What makes less sense is that USA Hockey does not, currently, have a line item in their budget for girls’ development. Hiding behind the NHL’s funding of the NTDP isn’t an excuse—an organization dedicated to equitable development of both genders should be organizing, and soliciting funding, for similar programs for girls. No one is expecting them to come up with a female National Team Development Program out of whole cloth before the World Championships start, but to repeat, girls’ development is so low-priority it doesn’t even have a designated line in their budget. Efforts to give their teenage girl members (who, it must be noted, pay membership dues just like the boys) more than a couple weeks of camp every summer isn’t just the right thing to do morally, it’s the right thing to do from a growth perspective.

USA Hockey is a nonprofit organization that exists to further the development of hockey in America. Hockey and men’s hockey are not the same thing. Last year, USA Hockey registration for girls under six grew by 13.32%, an indication that grassroots programs—which are often coed—are attracting more little girls. The interest is there, and thanks to national team success and leagues like the NCAA, CWHL, and NWHL, it’s increasing. If women’s hockey in the US is growing without significant contribution from their national organizing body, imagine what it could do with it.

In ten years, some of those 83 little girls under six registered with USA Hockey in Arizona at the grassroots level are going to be teenage hockey players.

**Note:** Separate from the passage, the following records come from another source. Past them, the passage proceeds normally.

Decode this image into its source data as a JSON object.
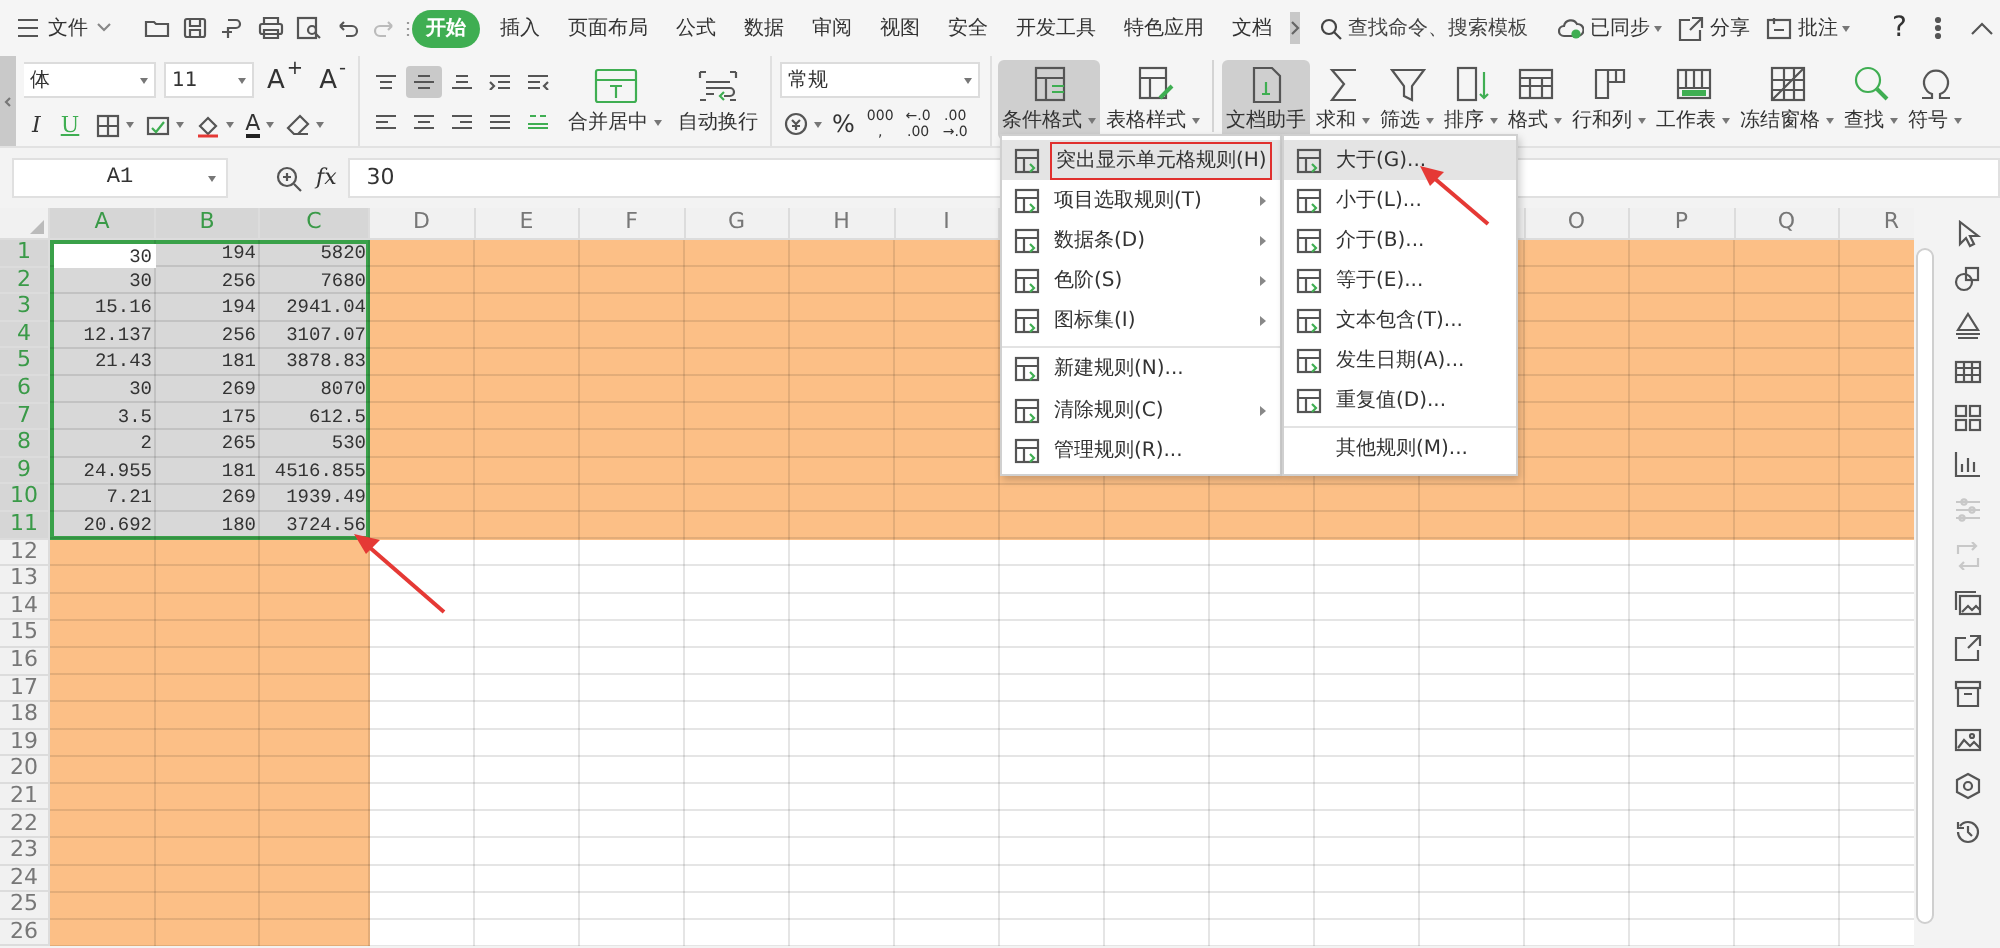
{
  "title_bar": {
    "file_menu": "文件",
    "tabs": [
      {
        "label": "开始",
        "selected": true
      },
      {
        "label": "插入",
        "selected": false
      },
      {
        "label": "页面布局",
        "selected": false
      },
      {
        "label": "公式",
        "selected": false
      },
      {
        "label": "数据",
        "selected": false
      },
      {
        "label": "审阅",
        "selected": false
      },
      {
        "label": "视图",
        "selected": false
      },
      {
        "label": "安全",
        "selected": false
      },
      {
        "label": "开发工具",
        "selected": false
      },
      {
        "label": "特色应用",
        "selected": false
      },
      {
        "label": "文档",
        "selected": false
      }
    ],
    "search": {
      "placeholder": "查找命令、搜索模板"
    },
    "actions": [
      {
        "label": "已同步",
        "dropdown": true
      },
      {
        "label": "分享",
        "dropdown": false
      },
      {
        "label": "批注",
        "dropdown": true
      }
    ],
    "help": "?"
  },
  "ribbon": {
    "font_name": "体",
    "font_size": "11",
    "font_buttons": [
      "A$^{+}$",
      "A$^{-}$"
    ],
    "style_buttons": [
      "I",
      "U"
    ],
    "font_color_button": "A",
    "alignment": [
      {
        "selected": false
      },
      {
        "selected": true
      },
      {
        "selected": false
      },
      {
        "selected": false
      },
      {
        "selected": false
      },
      {
        "selected": false
      },
      {
        "selected": false
      },
      {
        "selected": false
      },
      {
        "selected": false
      },
      {
        "selected": false
      }
    ],
    "align_tools": [
      {
        "label": "合并居中",
        "dropdown": true
      },
      {
        "label": "自动换行",
        "dropdown": false
      }
    ],
    "number_format": "常规",
    "number_buttons": [
      {
        "lines": [
          "%"
        ]
      },
      {
        "lines": [
          "000",
          ","
        ]
      },
      {
        "lines": [
          "←.0",
          ".00"
        ]
      },
      {
        "lines": [
          ".00",
          "→.0"
        ]
      }
    ],
    "tools": [
      {
        "label": "条件格式",
        "active": true,
        "dropdown": true
      },
      {
        "label": "表格样式",
        "active": false,
        "dropdown": true
      },
      {
        "label": "文档助手",
        "active": true,
        "dropdown": false
      },
      {
        "label": "求和",
        "active": false,
        "dropdown": true
      },
      {
        "label": "筛选",
        "active": false,
        "dropdown": true
      },
      {
        "label": "排序",
        "active": false,
        "dropdown": true
      },
      {
        "label": "格式",
        "active": false,
        "dropdown": true
      },
      {
        "label": "行和列",
        "active": false,
        "dropdown": true
      },
      {
        "label": "工作表",
        "active": false,
        "dropdown": true
      },
      {
        "label": "冻结窗格",
        "active": false,
        "dropdown": true
      },
      {
        "label": "查找",
        "active": false,
        "dropdown": true
      },
      {
        "label": "符号",
        "active": false,
        "dropdown": true
      }
    ]
  },
  "formula_bar": {
    "name_box": "A1",
    "fx": "fx",
    "value": "30"
  },
  "sheet": {
    "columns": [
      {
        "kind": "label",
        "label": "A",
        "selected": true
      },
      {
        "kind": "label",
        "label": "B",
        "selected": true
      },
      {
        "kind": "label",
        "label": "C",
        "selected": true
      },
      {
        "kind": "label",
        "label": "D",
        "selected": false
      },
      {
        "kind": "label",
        "label": "E",
        "selected": false
      },
      {
        "kind": "label",
        "label": "F",
        "selected": false
      },
      {
        "kind": "label",
        "label": "G",
        "selected": false
      },
      {
        "kind": "label",
        "label": "H",
        "selected": false
      },
      {
        "kind": "label",
        "label": "I",
        "selected": false
      },
      {
        "kind": "covered"
      },
      {
        "kind": "covered"
      },
      {
        "kind": "covered"
      },
      {
        "kind": "covered"
      },
      {
        "kind": "covered"
      },
      {
        "kind": "label",
        "label": "O",
        "selected": false
      },
      {
        "kind": "label",
        "label": "P",
        "selected": false
      },
      {
        "kind": "label",
        "label": "Q",
        "selected": false
      },
      {
        "kind": "label",
        "label": "R",
        "selected": false
      }
    ],
    "rows": [
      {
        "label": "1",
        "selected": true,
        "kind": "full",
        "cells": [
          "30",
          "194",
          "5820"
        ]
      },
      {
        "label": "2",
        "selected": true,
        "kind": "full",
        "cells": [
          "30",
          "256",
          "7680"
        ]
      },
      {
        "label": "3",
        "selected": true,
        "kind": "full",
        "cells": [
          "15.16",
          "194",
          "2941.04"
        ]
      },
      {
        "label": "4",
        "selected": true,
        "kind": "full",
        "cells": [
          "12.137",
          "256",
          "3107.07"
        ]
      },
      {
        "label": "5",
        "selected": true,
        "kind": "full",
        "cells": [
          "21.43",
          "181",
          "3878.83"
        ]
      },
      {
        "label": "6",
        "selected": true,
        "kind": "full",
        "cells": [
          "30",
          "269",
          "8070"
        ]
      },
      {
        "label": "7",
        "selected": true,
        "kind": "full",
        "cells": [
          "3.5",
          "175",
          "612.5"
        ]
      },
      {
        "label": "8",
        "selected": true,
        "kind": "full",
        "cells": [
          "2",
          "265",
          "530"
        ]
      },
      {
        "label": "9",
        "selected": true,
        "kind": "full",
        "cells": [
          "24.955",
          "181",
          "4516.855"
        ]
      },
      {
        "label": "10",
        "selected": true,
        "kind": "full",
        "cells": [
          "7.21",
          "269",
          "1939.49"
        ]
      },
      {
        "label": "11",
        "selected": true,
        "kind": "full",
        "cells": [
          "20.692",
          "180",
          "3724.56"
        ]
      },
      {
        "label": "12",
        "selected": false,
        "kind": "left"
      },
      {
        "label": "13",
        "selected": false,
        "kind": "left"
      },
      {
        "label": "14",
        "selected": false,
        "kind": "left"
      },
      {
        "label": "15",
        "selected": false,
        "kind": "left"
      },
      {
        "label": "16",
        "selected": false,
        "kind": "left"
      },
      {
        "label": "17",
        "selected": false,
        "kind": "left"
      },
      {
        "label": "18",
        "selected": false,
        "kind": "left"
      },
      {
        "label": "19",
        "selected": false,
        "kind": "left"
      },
      {
        "label": "20",
        "selected": false,
        "kind": "left"
      },
      {
        "label": "21",
        "selected": false,
        "kind": "left"
      },
      {
        "label": "22",
        "selected": false,
        "kind": "left"
      },
      {
        "label": "23",
        "selected": false,
        "kind": "left"
      },
      {
        "label": "24",
        "selected": false,
        "kind": "left"
      },
      {
        "label": "25",
        "selected": false,
        "kind": "left"
      },
      {
        "label": "26",
        "selected": false,
        "kind": "left"
      }
    ]
  },
  "menu": {
    "items": [
      {
        "label": "突出显示单元格规则(H)",
        "submenu": true,
        "selected": true,
        "outlined": true,
        "separator_before": false
      },
      {
        "label": "项目选取规则(T)",
        "submenu": true,
        "selected": false,
        "outlined": false,
        "separator_before": false
      },
      {
        "label": "数据条(D)",
        "submenu": true,
        "selected": false,
        "outlined": false,
        "separator_before": false
      },
      {
        "label": "色阶(S)",
        "submenu": true,
        "selected": false,
        "outlined": false,
        "separator_before": false
      },
      {
        "label": "图标集(I)",
        "submenu": true,
        "selected": false,
        "outlined": false,
        "separator_before": false
      },
      {
        "label": "新建规则(N)...",
        "submenu": false,
        "selected": false,
        "outlined": false,
        "separator_before": true
      },
      {
        "label": "清除规则(C)",
        "submenu": true,
        "selected": false,
        "outlined": false,
        "separator_before": false
      },
      {
        "label": "管理规则(R)...",
        "submenu": false,
        "selected": false,
        "outlined": false,
        "separator_before": false
      }
    ],
    "submenu": [
      {
        "label": "大于(G)...",
        "kind": "icon",
        "selected": true,
        "separator_before": false
      },
      {
        "label": "小于(L)...",
        "kind": "icon",
        "selected": false,
        "separator_before": false
      },
      {
        "label": "介于(B)...",
        "kind": "icon",
        "selected": false,
        "separator_before": false
      },
      {
        "label": "等于(E)...",
        "kind": "icon",
        "selected": false,
        "separator_before": false
      },
      {
        "label": "文本包含(T)...",
        "kind": "icon",
        "selected": false,
        "separator_before": false
      },
      {
        "label": "发生日期(A)...",
        "kind": "icon",
        "selected": false,
        "separator_before": false
      },
      {
        "label": "重复值(D)...",
        "kind": "icon",
        "selected": false,
        "separator_before": false
      },
      {
        "label": "其他规则(M)...",
        "kind": "plain",
        "selected": false,
        "separator_before": true
      }
    ]
  }
}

Some of them will be looking around and wanting to take the next step, wanting to push themselves to be better, and wanting the opportunity to do it. There isn’t a gender-flipped Auston Matthews out there, but somewhere in the Southwest, or California, or Florida, there is a little girl with the raw talent to turn into an American hockey superstar.

USA Hockey should want us to know her name.

s/t to Kirsten Whelan (@kmtwhelan) for the link to USA Hockey’s financials